Improve your singing in 2019 by setting clear, achievable voice development goals. Top vocal coach Joshua Alamu explains how.
Get a clear picture of what you are aiming for with your vocal style by writing a list. This can be as extensive as you see fit; the aim is to get a clear sense of direction about what you want to see and hear within your own voice. Write it down so that it serves as a blueprint for you and your vocal coach.
Ask yourself: What do I want my voice to be able to do? How high do I want to be able to sing? What stylistic nuances/sounds can I explore? Who are the artists that I like or sound like? How can I develop more musicality to complement my technical ability? What styles of music can I draw inspiration from? What kind of teacher do I need?
Singing style develops with time, experience and a whole lot of listening. Be curious about different genres of music and pay attention to the vocal delivery. Make notes about what makes each vocal approach different. To broaden your intuitive vocal expression capabilities, you need to be open to the unusual, the weird and even the “wrong or bad” sounds that our voices can make. Don’t just listen to the kind of music that appeals to you.
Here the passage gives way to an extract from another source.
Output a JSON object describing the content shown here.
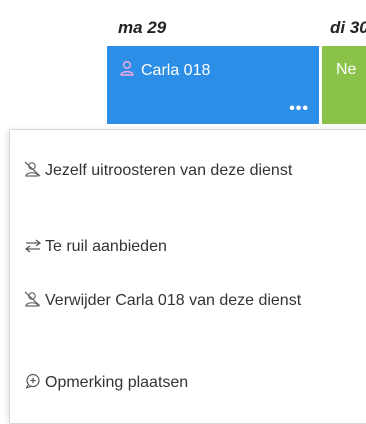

Vocal coaches are always banging on about practice from a technique point of view, but it also helps you develop your vocal nuances. These are the subtle shades of variation and expression that a voice can produce. Practice all the weird and wonderful “wrong and bad” sounds and vocal colours that you have been listening to. Spend time mimicking and imitating them for the purpose of learning. Embrace making mistakes as you explore. Work with a good vocal coach to develop this safely and with consistency. Once you have explored the various sounds, work on the aesthetic quality of the sounds that you are exploring. This is where you begin to develop stylistic skills and start to cross over into vocal mastery. Work on exercise routines that increase range, power and improvisational ability and explore the plethora of vocal qualities that your voice can make.
4) Reinvent songs
Have fun with existing songs. Modify the melody, and throw in some studied improvisation and a few licks or riffs. Add rougher nuances where it was smooth or smooth nuances where it was rough – let your imagination run wild. Explore various onsets and offsets, phrasing, dynamics, improvisation, breath, diction and accents. Record these vocal experiments and decide what you want to keep or place aside for another set of vocal ideas.
Set goals that involve you going out there and performing. This helps to build confidence in your work and to see how people react to what you do. It also gives you the opportunity to put what you have been working so hard to achieve into a real-life context. People need to hear you. It might be scary at first but becomes very enlightening and rewarding after some trial and error.
6) Assess and re-assess
Review your short, mid and long-term goals regularly. When considering all this information think about how you are going to apply it. Develop a good structure and be accountable to someone. Find someone whom you trust and let them give you some advice on how things can improve or feedback on what they enjoyed from your performance.